Kevin Fischer is a veteran broadcaster, the recipient of over 150 major journalism awards from the Milwaukee Press Club, the Wisconsin Associated Press, the Northwest Broadcast News Association, the Wisconsin Bar Association, and others. He has been seen and heard on Milwaukee TV and radio stations for over three decades. A longtime aide to state Senate Republicans in the Wisconsin Legislature, Kevin can be seen offering his views on the news on the public affairs program, "InterCHANGE," on Milwaukee Public Television Channel 10, and heard filling in on Newstalk 1130 WISN. He lives with his wife, Jennifer, and their lovely baby daughter, Kyla Audrey, in Franklin.
The Franklin-based Grandsons of Liberty supports a Constitutional Carry form of conceal carry legislation and not Permitted Carry. The local Tea Party group writes:
“The NRA is promoting the Permitted Carry bill as opposed to the Constitutional Carry bill. This could be because Constitutional Carry means they won’t be getting any new members to follow their news for updates when the government mandates training they currently claim not to support. The NRA and others have a vested interest in Permitted Carry and do not want you to exercise the full extent of your Constitutional Rights without paying additional taxes and fees into a massive governmental bureaucracy.”
I’m not buying that suddenly the NRA has transformed into a liberal organization that embraces big government. Grandsons of Liberty also writes:
“If you want unabridged freedom to exercise your 2nd Amendment Rights, then you need to call your legislator to show support for Constitutional Carry.
Right now, if you are age 18, you can earn a license to drive a vehicle, buy a vehicle and do both without any special training.
Right now, if you are age 21 and can pass a background check, you can own a gun with no special training.
Right now, if you can own a gun, you can Open Carry without a permit or any special training.
Right now, criminals and thugs illegally carry concealed weapons without a permit or any special training.”
Permitted Carry is similar to Senate Bill 214 that came extremely close to passage during the 2003 legislative session. Here are excerpts from the Legislative Reference Bureau’s analysis of that bill:
“This bill permits a person to go armed with a concealed and dangerous weapon in his or her own home or place of business or on land that he or she owns, leases, or legally occupies…
This bill also creates a procedure by which a person may apply to a county sheriff for a license to carry a concealed weapon more generally.

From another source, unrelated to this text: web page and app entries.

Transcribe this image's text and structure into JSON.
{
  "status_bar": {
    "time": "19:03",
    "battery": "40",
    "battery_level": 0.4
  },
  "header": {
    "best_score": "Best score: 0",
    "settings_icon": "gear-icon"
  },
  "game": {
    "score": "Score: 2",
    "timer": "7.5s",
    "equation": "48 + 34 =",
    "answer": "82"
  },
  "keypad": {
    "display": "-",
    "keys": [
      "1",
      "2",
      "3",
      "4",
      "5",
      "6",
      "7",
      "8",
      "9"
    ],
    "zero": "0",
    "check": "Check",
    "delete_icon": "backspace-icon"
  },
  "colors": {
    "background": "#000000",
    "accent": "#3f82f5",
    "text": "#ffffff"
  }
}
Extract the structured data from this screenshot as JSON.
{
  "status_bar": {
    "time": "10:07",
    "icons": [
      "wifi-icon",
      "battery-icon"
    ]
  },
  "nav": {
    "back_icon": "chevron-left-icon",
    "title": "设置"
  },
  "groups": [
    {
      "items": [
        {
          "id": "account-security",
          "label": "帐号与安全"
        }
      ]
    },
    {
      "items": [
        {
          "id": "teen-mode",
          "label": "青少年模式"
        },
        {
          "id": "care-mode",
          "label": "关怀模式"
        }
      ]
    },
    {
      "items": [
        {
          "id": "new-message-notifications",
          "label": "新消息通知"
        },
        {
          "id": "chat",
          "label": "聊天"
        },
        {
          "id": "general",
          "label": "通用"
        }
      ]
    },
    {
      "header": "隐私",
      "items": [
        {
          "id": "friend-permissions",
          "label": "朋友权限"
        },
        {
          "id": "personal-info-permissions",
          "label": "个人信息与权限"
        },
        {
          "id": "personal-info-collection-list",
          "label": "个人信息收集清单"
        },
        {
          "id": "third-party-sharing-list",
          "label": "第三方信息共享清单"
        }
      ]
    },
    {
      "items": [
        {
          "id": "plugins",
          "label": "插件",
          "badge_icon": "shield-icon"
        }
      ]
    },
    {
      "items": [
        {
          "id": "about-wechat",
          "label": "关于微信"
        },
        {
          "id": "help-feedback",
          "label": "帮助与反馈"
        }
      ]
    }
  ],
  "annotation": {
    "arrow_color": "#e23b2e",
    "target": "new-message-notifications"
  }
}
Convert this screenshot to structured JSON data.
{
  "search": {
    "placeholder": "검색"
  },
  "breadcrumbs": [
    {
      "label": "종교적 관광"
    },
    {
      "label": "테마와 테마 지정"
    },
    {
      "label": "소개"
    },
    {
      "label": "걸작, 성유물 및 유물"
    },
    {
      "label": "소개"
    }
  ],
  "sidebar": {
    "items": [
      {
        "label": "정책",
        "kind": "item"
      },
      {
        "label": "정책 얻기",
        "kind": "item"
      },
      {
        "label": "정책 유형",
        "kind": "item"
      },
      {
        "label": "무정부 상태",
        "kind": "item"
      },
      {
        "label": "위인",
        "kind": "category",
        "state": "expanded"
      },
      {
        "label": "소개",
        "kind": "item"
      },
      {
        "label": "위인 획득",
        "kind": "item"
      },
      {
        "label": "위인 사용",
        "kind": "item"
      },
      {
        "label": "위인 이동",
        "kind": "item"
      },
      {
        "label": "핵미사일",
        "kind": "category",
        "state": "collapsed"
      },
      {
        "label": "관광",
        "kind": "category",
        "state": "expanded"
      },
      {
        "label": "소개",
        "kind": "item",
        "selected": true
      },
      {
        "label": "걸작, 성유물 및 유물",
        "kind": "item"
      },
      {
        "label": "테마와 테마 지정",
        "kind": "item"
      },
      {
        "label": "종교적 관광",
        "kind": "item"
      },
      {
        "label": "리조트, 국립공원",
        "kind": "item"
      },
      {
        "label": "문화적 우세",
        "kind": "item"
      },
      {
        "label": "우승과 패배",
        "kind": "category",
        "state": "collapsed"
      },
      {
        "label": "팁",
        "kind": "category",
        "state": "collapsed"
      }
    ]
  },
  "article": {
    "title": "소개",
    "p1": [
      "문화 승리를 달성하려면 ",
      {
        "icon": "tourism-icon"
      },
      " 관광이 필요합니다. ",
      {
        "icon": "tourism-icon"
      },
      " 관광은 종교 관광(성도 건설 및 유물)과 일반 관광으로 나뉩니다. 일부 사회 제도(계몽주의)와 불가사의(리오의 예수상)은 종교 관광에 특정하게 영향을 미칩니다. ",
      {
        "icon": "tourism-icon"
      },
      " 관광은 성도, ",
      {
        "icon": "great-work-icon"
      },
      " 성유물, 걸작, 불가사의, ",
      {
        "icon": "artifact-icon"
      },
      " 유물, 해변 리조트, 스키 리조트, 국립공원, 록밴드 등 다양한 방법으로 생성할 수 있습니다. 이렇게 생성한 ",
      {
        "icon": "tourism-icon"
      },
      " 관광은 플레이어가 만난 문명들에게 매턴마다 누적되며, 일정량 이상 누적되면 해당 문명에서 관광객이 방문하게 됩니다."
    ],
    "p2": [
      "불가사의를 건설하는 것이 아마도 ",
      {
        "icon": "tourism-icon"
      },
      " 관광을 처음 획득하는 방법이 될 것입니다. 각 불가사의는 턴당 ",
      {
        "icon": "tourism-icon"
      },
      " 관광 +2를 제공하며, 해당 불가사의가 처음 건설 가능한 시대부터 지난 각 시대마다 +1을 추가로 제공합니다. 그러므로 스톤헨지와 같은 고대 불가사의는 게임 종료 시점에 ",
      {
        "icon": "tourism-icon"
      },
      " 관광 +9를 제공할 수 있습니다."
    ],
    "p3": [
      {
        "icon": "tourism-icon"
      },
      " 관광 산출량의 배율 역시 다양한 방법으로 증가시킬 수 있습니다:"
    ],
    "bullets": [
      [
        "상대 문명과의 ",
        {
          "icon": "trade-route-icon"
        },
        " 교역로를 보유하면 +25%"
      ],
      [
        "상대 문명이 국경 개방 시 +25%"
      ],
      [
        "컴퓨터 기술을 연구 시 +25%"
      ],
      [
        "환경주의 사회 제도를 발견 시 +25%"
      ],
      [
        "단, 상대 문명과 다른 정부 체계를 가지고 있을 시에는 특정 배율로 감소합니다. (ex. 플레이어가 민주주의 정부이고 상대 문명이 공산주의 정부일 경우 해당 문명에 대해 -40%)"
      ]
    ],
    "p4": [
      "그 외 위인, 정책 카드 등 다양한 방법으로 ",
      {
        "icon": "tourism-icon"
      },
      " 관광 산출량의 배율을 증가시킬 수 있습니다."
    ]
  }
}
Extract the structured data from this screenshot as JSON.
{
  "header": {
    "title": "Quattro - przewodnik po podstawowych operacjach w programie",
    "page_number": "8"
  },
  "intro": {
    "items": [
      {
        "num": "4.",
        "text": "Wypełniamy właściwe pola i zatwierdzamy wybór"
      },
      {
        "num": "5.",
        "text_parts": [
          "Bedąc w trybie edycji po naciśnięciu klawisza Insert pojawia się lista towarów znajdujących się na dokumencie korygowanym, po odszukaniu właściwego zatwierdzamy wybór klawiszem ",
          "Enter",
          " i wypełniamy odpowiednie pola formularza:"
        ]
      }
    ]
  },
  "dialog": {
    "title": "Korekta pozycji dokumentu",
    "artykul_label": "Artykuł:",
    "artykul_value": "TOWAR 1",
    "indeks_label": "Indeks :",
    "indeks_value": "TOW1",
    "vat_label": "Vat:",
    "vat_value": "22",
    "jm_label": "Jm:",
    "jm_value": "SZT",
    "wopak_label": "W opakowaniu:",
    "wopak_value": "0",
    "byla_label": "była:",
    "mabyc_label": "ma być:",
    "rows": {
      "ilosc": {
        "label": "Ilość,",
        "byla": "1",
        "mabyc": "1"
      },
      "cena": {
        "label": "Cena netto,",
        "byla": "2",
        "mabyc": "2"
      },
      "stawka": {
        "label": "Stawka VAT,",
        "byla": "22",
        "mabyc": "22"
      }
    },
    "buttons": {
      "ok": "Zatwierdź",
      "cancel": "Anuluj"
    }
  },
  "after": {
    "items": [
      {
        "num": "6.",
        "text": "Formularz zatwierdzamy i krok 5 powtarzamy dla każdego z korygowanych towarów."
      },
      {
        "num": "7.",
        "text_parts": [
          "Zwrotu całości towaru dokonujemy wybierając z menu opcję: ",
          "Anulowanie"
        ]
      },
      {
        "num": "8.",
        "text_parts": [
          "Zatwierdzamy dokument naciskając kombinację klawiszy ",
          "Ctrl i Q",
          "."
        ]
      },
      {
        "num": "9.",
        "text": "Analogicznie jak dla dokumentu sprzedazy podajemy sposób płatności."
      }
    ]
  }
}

The license authorizes a person to carry (defined in the bill to mean to go armed with) a concealed weapon (defined in the bill as a handgun, a stungun, a tear gas gun, a knife other than a switchblade, or a billy club) anywhere in this state except in particular places specified in the bill.
Included among the requirements that a person must satisfy are the following: he or she must be at least 21 years old; he or she must have successfully completed one of several specified firearms training or safety classes; he or she must not have been subject to a finding of incompetency, found not guilty of a crime by reason of mental disease or mental defect, or involuntarily committed for treatment of mental illness during the preceding five years; he or she must not have been convicted of one of a set of specified misdemeanors involving violence or serving a sentence for committing such a misdemeanor within the preceding three years; and he or she must be a Wisconsin resident.
In addition, the bill requires a sheriff to conduct a background check of a person who applies for a license to carry a concealed weapon to help determine the person’s eligibility for a license.”
After the state Senate (Five Democrats voting yes) and Assembly (Seven Democrats voting yes) approved Senate Bill 214, the bill was vetoed by Governor Jim Doyle. The state Senate voted to override the veto, but then the state Assembly failed to override by just one vote.
The training and background checks requirements made terrific common sense back then and they make terrific common sense today.
Village of Mukwonago Police Chief Kevin Schmidt told the Mukwonago Chief that if his officers must receive firearm training twice a year in order to carry a weapon, so should citizens.
Town of Mukwonago Police Chief Tom Czarnecki makes another solid argument. The Mukwonago Chief reports, “Czarnecki said that having a permit or some type of tracking system would alert police that a person has (a) concealed weapon before making contact with the person, such as during a traffic stop.”
A Milwaukee police officer over the weekend told me protecting oneself isn’t as simple as pointing a weapon and firing. A conceal-carry supporter, the officer said if you shoot a handgun and are off just a bit, even at close range, you just missed and are now in real trouble. To be honest, he suggests a shotgun for the ultimate protection, but you can’t conceal one of those very easily.
I’m all for law-abiding citizens carrying. But I want them schooled and I want them checked out.